Efficacy of single-dose therapy of urinary tract infection in infants and children: a review

J Natl Med Assoc. 1994 Sep;86(9):690-6.


The role of single-dose therapy was evaluated by pooling data on 320 infants and children included in 12 clinical trials that differed from each other in many variables. Single-dose therapy achieved an overall cure rate of 89%, but varied with different antimicrobial agents. Intramuscular aminoglycosides were the best (cure rate: 96%) closely followed by trimethoprim-sulfamethoxazole or a sulfa drug with a cure rate of 90%. The cure rate with amoxicillin (75%) was significantly less. Single-dose therapy was most effective (cure rate: 90%) in well-documented lower urinary tract infections (UTIs) and slightly less effective (cure rate: 89%) among those in whom upper UTI could not be excluded. In patients with a normal urinary tract, single-dose therapy was significantly more effective (cure rate: 93%) than in the group of 36 patients with a urinary tract malformation (cure rate: 69%). Single-dose therapy can be used with confidence in patients with lower UTIs and in those with normal urinary tracts. In patients with abnormal urinary tracts and lower UTIs, single-dose therapy may be used with caution, preferably using aminoglycosides. Further studies are required to establish a definitive role of single-dose therapy in patients with urinary tract malformation.

Publication types

  • Meta-Analysis

MeSH terms
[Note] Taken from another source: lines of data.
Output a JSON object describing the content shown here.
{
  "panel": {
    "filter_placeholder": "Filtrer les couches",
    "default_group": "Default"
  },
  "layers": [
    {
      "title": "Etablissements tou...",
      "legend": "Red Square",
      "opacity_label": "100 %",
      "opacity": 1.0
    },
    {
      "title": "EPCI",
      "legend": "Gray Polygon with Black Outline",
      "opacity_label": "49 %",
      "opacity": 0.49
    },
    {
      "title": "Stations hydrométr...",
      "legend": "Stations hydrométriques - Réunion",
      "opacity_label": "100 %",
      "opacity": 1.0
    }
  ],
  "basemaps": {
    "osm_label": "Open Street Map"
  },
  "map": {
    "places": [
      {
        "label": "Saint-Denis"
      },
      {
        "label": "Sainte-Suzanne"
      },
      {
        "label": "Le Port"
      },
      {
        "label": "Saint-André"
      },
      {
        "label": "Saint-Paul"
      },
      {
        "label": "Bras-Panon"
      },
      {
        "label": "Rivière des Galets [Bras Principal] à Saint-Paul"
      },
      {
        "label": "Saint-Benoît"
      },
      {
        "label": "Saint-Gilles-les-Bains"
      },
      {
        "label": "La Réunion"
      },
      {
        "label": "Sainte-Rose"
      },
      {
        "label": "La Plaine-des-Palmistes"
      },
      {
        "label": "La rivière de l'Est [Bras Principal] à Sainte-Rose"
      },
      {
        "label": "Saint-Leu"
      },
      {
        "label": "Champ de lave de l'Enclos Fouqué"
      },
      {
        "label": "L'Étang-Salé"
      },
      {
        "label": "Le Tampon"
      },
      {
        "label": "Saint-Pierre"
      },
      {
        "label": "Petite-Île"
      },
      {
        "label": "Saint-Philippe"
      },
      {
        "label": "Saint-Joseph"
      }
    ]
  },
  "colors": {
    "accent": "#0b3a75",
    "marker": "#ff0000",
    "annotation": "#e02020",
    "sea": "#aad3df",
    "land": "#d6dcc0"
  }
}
  • Adolescent
  • Anti-Infective Agents, Urinary / administration & dosage*
  • Anti-Infective Agents, Urinary / therapeutic use
  • Child
  • Child, Preschool
  • Clinical Trials as Topic
  • Female
  • Humans
  • Infant
  • Infant, Newborn
  • Male
  • Treatment Outcome
  • Urinary Tract Infections / drug therapy*


  • Anti-Infective Agents, Urinary